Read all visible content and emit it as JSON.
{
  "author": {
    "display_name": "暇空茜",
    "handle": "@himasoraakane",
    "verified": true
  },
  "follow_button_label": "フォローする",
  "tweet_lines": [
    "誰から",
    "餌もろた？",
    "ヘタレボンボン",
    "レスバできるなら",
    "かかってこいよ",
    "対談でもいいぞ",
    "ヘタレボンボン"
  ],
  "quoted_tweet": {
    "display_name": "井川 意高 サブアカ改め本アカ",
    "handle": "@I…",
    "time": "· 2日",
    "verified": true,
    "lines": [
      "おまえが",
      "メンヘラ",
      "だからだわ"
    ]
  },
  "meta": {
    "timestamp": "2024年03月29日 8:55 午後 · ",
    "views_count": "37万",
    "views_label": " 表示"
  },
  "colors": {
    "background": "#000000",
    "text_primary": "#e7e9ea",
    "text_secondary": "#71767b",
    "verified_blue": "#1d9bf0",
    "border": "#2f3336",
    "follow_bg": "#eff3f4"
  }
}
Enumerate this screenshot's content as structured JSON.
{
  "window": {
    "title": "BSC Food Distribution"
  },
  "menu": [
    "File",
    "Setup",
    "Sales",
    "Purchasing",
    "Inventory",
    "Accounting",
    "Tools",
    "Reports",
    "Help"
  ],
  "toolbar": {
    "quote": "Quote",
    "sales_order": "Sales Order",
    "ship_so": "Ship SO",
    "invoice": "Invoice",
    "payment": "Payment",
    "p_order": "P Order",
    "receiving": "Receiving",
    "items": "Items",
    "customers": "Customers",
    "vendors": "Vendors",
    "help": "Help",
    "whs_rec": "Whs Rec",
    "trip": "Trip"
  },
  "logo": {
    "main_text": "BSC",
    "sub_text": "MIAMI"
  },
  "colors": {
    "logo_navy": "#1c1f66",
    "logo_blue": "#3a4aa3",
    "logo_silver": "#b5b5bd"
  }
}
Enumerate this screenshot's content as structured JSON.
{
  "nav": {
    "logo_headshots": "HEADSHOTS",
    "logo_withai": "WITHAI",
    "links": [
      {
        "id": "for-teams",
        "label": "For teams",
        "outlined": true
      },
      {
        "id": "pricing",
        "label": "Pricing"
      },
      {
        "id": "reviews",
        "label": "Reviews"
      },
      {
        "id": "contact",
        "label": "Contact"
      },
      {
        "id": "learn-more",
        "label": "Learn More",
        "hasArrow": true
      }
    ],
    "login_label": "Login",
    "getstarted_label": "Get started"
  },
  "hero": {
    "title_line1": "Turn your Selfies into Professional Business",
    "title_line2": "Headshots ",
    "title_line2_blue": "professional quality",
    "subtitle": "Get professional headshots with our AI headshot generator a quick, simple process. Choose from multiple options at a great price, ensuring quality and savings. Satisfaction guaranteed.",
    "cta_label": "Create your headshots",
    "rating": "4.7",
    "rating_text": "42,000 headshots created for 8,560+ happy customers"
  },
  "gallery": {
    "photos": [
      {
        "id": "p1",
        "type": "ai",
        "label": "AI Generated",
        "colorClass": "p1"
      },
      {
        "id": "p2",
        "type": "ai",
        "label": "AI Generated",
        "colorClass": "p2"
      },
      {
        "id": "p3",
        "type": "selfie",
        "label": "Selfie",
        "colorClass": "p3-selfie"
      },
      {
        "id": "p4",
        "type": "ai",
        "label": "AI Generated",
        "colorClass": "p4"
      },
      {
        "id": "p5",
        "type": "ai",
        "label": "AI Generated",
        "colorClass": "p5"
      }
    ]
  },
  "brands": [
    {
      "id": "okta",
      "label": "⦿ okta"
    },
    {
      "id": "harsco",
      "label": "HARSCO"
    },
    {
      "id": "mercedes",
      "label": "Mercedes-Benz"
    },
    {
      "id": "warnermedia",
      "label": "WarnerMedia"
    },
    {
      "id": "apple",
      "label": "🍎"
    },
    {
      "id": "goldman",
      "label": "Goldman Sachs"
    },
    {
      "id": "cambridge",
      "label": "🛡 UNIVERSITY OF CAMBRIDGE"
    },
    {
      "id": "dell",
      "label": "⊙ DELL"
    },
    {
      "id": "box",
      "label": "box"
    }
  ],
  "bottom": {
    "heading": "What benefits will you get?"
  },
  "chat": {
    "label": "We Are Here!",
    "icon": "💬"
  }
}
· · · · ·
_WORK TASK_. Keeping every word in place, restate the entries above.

_ANSWER FOR THIS EXERCISE_.
Read all visible content and emit it as JSON.
{
  "author": {
    "display_name": "暇空茜",
    "handle": "@himasoraakane",
    "verified": true
  },
  "follow_button_label": "フォローする",
  "tweet_lines": [
    "誰から",
    "餌もろた？",
    "ヘタレボンボン",
    "レスバできるなら",
    "かかってこいよ",
    "対談でもいいぞ",
    "ヘタレボンボン"
  ],
  "quoted_tweet": {
    "display_name": "井川 意高 サブアカ改め本アカ",
    "handle": "@I…",
    "time": "· 2日",
    "verified": true,
    "lines": [
      "おまえが",
      "メンヘラ",
      "だからだわ"
    ]
  },
  "meta": {
    "timestamp": "2024年03月29日 8:55 午後 · ",
    "views_count": "37万",
    "views_label": " 表示"
  },
  "colors": {
    "background": "#000000",
    "text_primary": "#e7e9ea",
    "text_secondary": "#71767b",
    "verified_blue": "#1d9bf0",
    "border": "#2f3336",
    "follow_bg": "#eff3f4"
  }
}
Enumerate this screenshot's content as structured JSON.
{
  "window": {
    "title": "BSC Food Distribution"
  },
  "menu": [
    "File",
    "Setup",
    "Sales",
    "Purchasing",
    "Inventory",
    "Accounting",
    "Tools",
    "Reports",
    "Help"
  ],
  "toolbar": {
    "quote": "Quote",
    "sales_order": "Sales Order",
    "ship_so": "Ship SO",
    "invoice": "Invoice",
    "payment": "Payment",
    "p_order": "P Order",
    "receiving": "Receiving",
    "items": "Items",
    "customers": "Customers",
    "vendors": "Vendors",
    "help": "Help",
    "whs_rec": "Whs Rec",
    "trip": "Trip"
  },
  "logo": {
    "main_text": "BSC",
    "sub_text": "MIAMI"
  },
  "colors": {
    "logo_navy": "#1c1f66",
    "logo_blue": "#3a4aa3",
    "logo_silver": "#b5b5bd"
  }
}
Enumerate this screenshot's content as structured JSON.
{
  "nav": {
    "logo_headshots": "HEADSHOTS",
    "logo_withai": "WITHAI",
    "links": [
      {
        "id": "for-teams",
        "label": "For teams",
        "outlined": true
      },
      {
        "id": "pricing",
        "label": "Pricing"
      },
      {
        "id": "reviews",
        "label": "Reviews"
      },
      {
        "id": "contact",
        "label": "Contact"
      },
      {
        "id": "learn-more",
        "label": "Learn More",
        "hasArrow": true
      }
    ],
    "login_label": "Login",
    "getstarted_label": "Get started"
  },
  "hero": {
    "title_line1": "Turn your Selfies into Professional Business",
    "title_line2": "Headshots ",
    "title_line2_blue": "professional quality",
    "subtitle": "Get professional headshots with our AI headshot generator a quick, simple process. Choose from multiple options at a great price, ensuring quality and savings. Satisfaction guaranteed.",
    "cta_label": "Create your headshots",
    "rating": "4.7",
    "rating_text": "42,000 headshots created for 8,560+ happy customers"
  },
  "gallery": {
    "photos": [
      {
        "id": "p1",
        "type": "ai",
        "label": "AI Generated",
        "colorClass": "p1"
      },
      {
        "id": "p2",
        "type": "ai",
        "label": "AI Generated",
        "colorClass": "p2"
      },
      {
        "id": "p3",
        "type": "selfie",
        "label": "Selfie",
        "colorClass": "p3-selfie"
      },
      {
        "id": "p4",
        "type": "ai",
        "label": "AI Generated",
        "colorClass": "p4"
      },
      {
        "id": "p5",
        "type": "ai",
        "label": "AI Generated",
        "colorClass": "p5"
      }
    ]
  },
  "brands": [
    {
      "id": "okta",
      "label": "⦿ okta"
    },
    {
      "id": "harsco",
      "label": "HARSCO"
    },
    {
      "id": "mercedes",
      "label": "Mercedes-Benz"
    },
    {
      "id": "warnermedia",
      "label": "WarnerMedia"
    },
    {
      "id": "apple",
      "label": "🍎"
    },
    {
      "id": "goldman",
      "label": "Goldman Sachs"
    },
    {
      "id": "cambridge",
      "label": "🛡 UNIVERSITY OF CAMBRIDGE"
    },
    {
      "id": "dell",
      "label": "⊙ DELL"
    },
    {
      "id": "box",
      "label": "box"
    }
  ],
  "bottom": {
    "heading": "What benefits will you get?"
  },
  "chat": {
    "label": "We Are Here!",
    "icon": "💬"
  }
}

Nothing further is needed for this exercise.